▸ Directions: Print every record exactly, omitting all pictures.

App and web page records

====================

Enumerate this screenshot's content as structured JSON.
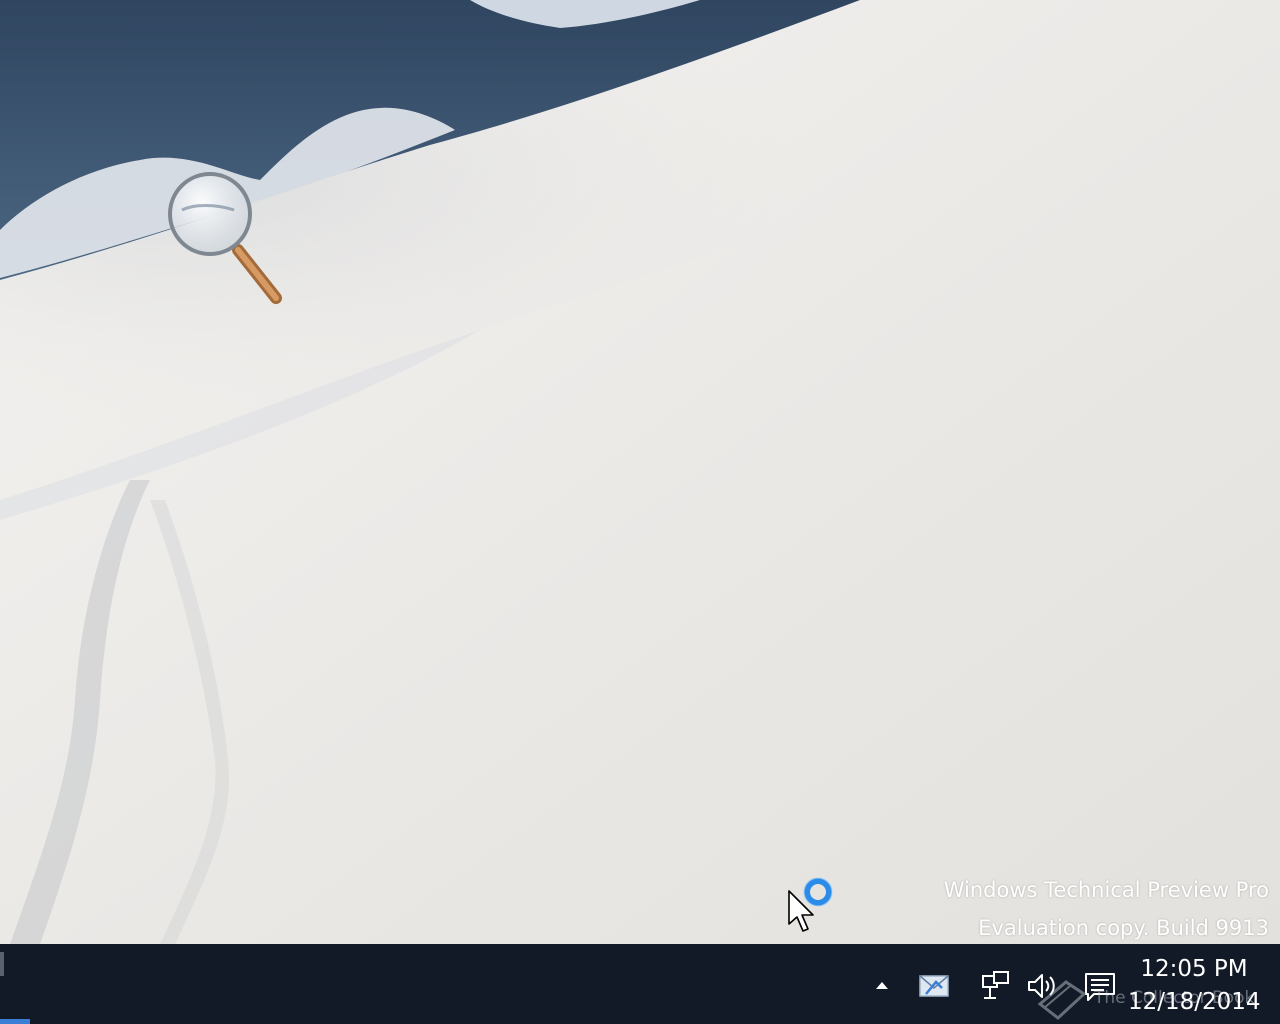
{
  "desktop": {
    "watermark_line1": "Windows Technical Preview Pro",
    "watermark_line2": "Evaluation copy. Build 9913"
  },
  "taskbar": {
    "clock": {
      "time": "12:05 PM",
      "date": "12/18/2014"
    },
    "tray_icons": [
      "chevron-up-icon",
      "tray-app-icon",
      "network-icon",
      "volume-icon",
      "action-center-icon"
    ],
    "corner_watermark_text": "The Collector Book"
  },
  "colors": {
    "taskbar_bg": "#121a27",
    "accent": "#3a7fd5",
    "busy_ring": "#2b8be8"
  }
}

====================

▸ Exercise result:
Enumerate this screenshot's content as structured JSON.
{
  "desktop": {
    "watermark_line1": "Windows Technical Preview Pro",
    "watermark_line2": "Evaluation copy. Build 9913"
  },
  "taskbar": {
    "clock": {
      "time": "12:05 PM",
      "date": "12/18/2014"
    },
    "tray_icons": [
      "chevron-up-icon",
      "tray-app-icon",
      "network-icon",
      "volume-icon",
      "action-center-icon"
    ],
    "corner_watermark_text": "The Collector Book"
  },
  "colors": {
    "taskbar_bg": "#121a27",
    "accent": "#3a7fd5",
    "busy_ring": "#2b8be8"
  }
}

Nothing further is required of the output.